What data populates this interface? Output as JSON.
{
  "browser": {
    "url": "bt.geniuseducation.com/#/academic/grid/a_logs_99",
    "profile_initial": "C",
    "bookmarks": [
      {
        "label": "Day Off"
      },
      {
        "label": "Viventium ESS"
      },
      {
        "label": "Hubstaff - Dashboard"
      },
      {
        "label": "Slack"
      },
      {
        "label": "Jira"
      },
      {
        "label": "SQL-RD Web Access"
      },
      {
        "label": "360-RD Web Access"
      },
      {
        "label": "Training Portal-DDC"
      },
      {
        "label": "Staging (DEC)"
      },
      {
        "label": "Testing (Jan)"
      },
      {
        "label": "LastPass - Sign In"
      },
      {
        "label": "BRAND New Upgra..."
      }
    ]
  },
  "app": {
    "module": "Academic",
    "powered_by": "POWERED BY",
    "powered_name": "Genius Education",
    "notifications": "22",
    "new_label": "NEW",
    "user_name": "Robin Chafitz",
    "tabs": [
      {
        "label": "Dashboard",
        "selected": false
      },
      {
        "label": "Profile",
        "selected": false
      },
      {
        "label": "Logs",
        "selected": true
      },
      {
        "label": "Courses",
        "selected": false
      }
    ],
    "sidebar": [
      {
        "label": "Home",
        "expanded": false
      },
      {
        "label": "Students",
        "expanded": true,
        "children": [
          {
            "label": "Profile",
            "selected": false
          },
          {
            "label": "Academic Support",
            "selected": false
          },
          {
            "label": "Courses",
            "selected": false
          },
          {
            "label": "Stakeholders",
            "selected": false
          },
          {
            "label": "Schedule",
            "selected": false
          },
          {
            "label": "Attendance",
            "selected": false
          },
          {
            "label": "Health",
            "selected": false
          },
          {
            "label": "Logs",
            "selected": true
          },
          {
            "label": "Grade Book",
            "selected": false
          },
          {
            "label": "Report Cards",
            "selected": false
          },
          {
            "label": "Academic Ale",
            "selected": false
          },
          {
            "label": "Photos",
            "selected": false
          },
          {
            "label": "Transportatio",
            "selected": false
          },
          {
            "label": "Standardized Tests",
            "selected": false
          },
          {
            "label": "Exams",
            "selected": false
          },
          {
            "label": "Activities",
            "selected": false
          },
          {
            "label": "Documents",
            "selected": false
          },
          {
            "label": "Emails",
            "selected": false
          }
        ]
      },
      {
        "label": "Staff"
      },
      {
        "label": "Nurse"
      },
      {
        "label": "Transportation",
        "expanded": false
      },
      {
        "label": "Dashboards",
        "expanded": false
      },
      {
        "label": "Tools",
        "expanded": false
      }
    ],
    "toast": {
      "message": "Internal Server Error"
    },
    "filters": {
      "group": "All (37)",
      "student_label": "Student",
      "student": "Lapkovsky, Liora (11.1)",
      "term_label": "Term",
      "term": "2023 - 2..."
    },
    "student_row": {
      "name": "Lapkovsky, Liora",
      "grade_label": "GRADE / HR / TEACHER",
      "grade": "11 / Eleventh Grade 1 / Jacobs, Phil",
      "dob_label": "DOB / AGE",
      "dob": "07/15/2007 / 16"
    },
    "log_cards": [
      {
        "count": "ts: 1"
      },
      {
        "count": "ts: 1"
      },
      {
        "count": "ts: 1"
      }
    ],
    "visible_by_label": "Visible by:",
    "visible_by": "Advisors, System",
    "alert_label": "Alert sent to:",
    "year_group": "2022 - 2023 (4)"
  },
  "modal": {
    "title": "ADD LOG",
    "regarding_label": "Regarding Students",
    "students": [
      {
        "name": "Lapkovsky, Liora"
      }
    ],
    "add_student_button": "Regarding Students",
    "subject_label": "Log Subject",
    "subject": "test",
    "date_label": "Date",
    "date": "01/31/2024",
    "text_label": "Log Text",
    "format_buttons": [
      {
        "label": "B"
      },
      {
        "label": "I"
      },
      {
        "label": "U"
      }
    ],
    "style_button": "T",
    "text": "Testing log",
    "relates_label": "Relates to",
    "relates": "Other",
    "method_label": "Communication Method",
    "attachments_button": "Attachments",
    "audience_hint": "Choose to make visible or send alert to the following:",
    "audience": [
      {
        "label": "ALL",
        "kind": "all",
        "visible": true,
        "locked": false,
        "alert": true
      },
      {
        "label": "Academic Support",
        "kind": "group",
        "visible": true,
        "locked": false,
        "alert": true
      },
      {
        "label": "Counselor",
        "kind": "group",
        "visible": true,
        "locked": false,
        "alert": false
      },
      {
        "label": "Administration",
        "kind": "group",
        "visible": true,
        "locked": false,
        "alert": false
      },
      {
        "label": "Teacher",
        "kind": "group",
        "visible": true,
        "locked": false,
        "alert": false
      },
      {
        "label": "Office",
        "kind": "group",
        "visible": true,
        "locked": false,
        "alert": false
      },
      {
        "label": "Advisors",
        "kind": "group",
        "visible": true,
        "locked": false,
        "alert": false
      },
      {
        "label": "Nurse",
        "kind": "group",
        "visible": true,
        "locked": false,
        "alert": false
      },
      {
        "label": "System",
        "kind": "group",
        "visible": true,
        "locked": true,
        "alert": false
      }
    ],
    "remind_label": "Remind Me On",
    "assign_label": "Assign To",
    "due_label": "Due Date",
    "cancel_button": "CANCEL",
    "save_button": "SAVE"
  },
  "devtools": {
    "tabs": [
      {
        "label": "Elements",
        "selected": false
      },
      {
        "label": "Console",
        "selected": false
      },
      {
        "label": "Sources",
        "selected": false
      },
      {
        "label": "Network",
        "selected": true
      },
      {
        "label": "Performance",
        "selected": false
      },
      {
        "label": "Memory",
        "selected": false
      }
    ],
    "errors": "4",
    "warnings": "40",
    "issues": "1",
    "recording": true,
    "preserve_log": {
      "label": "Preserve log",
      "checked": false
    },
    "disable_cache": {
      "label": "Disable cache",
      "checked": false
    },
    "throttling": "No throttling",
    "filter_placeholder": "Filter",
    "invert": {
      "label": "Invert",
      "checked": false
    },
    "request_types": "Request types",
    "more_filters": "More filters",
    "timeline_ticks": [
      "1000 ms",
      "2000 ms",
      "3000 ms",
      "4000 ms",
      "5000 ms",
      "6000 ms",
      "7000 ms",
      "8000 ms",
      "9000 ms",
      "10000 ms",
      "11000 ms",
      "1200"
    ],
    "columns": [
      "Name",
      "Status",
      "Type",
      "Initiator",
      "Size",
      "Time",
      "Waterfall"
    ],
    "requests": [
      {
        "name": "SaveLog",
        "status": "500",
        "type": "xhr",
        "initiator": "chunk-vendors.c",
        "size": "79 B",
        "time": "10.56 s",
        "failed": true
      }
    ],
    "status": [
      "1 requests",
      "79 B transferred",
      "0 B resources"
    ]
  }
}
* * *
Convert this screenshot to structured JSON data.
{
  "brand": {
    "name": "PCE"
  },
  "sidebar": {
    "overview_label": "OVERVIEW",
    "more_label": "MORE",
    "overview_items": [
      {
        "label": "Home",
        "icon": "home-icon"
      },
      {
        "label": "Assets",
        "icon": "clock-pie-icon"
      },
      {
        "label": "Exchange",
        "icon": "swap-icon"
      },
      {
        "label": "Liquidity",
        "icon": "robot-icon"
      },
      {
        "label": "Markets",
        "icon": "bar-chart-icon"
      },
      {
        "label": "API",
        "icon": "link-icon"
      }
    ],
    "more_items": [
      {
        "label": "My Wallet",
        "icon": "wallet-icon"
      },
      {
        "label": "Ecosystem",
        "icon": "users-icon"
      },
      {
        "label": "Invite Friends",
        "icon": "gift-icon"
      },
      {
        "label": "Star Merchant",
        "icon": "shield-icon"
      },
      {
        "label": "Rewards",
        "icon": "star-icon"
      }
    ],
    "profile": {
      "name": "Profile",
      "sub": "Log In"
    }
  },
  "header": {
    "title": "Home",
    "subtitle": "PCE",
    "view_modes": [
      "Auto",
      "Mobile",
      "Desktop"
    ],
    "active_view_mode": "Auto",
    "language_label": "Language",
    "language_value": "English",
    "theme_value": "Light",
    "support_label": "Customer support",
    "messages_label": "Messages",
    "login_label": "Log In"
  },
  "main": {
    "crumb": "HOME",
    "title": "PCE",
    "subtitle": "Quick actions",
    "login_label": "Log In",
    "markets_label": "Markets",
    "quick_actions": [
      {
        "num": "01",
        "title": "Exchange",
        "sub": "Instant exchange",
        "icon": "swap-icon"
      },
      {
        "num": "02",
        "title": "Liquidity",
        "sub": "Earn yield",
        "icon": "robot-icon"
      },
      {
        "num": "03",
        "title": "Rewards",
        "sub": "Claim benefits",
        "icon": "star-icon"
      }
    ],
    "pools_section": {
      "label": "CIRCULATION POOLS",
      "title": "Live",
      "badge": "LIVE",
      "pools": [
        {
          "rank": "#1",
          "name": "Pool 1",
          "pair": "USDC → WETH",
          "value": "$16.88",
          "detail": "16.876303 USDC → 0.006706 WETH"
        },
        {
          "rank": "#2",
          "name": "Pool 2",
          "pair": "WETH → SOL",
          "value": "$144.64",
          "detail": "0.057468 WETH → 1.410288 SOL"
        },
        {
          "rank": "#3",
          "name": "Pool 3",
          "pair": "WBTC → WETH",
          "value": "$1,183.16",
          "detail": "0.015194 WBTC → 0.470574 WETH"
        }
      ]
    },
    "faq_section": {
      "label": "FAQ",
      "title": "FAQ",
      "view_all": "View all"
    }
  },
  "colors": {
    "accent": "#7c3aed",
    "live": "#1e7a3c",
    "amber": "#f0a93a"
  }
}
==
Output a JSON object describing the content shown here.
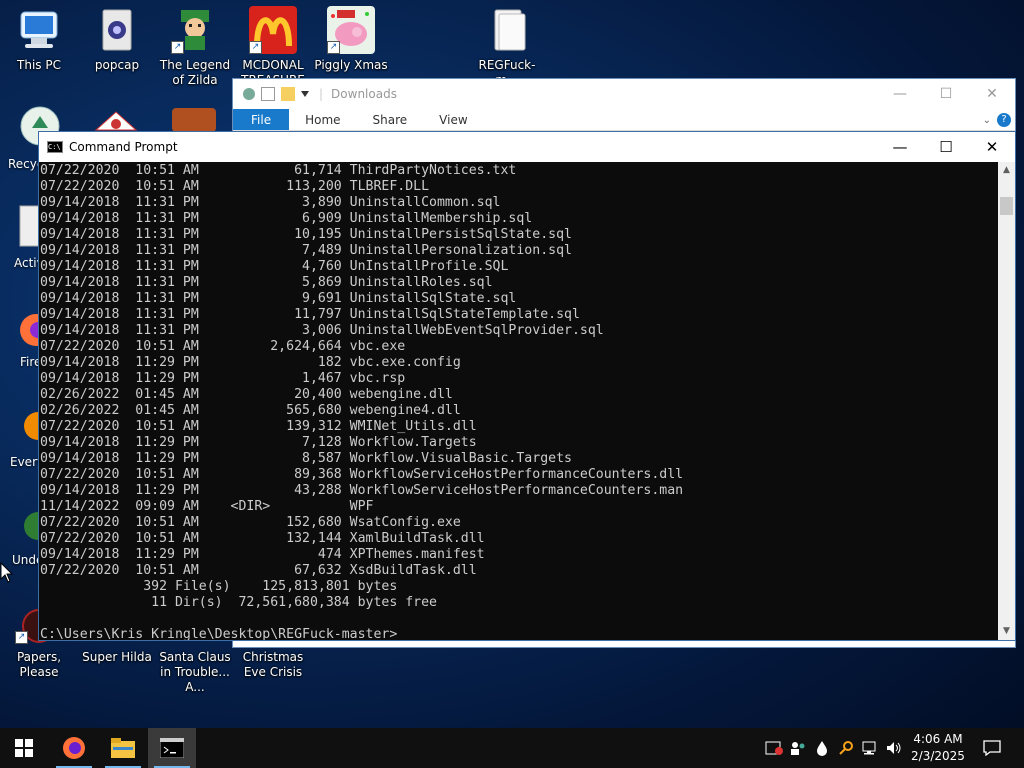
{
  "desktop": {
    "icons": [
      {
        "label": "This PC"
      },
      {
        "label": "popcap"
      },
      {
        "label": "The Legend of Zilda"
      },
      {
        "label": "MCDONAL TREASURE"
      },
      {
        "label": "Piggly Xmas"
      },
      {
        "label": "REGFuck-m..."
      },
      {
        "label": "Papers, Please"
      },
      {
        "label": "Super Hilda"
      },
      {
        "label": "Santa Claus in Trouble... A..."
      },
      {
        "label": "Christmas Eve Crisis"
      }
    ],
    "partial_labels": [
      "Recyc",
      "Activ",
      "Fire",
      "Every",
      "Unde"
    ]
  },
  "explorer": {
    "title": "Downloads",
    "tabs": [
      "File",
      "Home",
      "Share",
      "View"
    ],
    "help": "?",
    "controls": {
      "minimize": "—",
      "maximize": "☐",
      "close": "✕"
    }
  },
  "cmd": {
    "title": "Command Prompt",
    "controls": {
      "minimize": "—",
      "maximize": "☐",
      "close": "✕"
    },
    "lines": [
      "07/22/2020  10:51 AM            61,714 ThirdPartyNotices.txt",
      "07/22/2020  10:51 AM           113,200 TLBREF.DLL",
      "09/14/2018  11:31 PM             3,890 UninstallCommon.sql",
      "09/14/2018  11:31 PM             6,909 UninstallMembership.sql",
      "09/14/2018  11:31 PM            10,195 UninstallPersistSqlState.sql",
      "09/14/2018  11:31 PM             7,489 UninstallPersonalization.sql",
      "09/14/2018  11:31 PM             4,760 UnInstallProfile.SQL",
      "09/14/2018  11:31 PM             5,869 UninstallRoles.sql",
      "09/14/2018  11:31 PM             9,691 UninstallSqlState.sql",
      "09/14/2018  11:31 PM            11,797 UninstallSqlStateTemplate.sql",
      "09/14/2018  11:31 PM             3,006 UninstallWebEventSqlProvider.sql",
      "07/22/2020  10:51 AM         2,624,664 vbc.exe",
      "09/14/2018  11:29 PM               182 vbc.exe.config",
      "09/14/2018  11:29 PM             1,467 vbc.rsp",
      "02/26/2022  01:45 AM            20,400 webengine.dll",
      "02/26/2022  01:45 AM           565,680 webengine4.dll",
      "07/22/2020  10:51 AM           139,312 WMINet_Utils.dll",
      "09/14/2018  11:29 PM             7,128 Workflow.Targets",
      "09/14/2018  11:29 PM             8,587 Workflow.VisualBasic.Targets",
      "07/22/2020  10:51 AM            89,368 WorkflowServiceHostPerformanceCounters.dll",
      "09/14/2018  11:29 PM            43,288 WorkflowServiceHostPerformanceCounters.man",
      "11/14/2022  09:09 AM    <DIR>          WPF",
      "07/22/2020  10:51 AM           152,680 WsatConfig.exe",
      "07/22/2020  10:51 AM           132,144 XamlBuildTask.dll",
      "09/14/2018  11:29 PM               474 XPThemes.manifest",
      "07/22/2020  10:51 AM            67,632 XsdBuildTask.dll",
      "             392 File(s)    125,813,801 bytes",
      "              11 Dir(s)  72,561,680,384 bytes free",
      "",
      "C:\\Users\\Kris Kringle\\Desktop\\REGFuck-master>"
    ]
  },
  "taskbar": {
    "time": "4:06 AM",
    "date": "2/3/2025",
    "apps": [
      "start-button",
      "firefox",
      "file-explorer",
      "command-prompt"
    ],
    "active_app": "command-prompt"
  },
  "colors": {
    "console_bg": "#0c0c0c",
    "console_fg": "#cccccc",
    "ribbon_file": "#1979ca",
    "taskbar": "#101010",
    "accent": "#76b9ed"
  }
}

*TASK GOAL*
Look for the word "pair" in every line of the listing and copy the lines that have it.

*FINISHED TASK*
          "pair": "USDC → WETH",
          "pair": "WETH → SOL",
          "pair": "WBTC → WETH",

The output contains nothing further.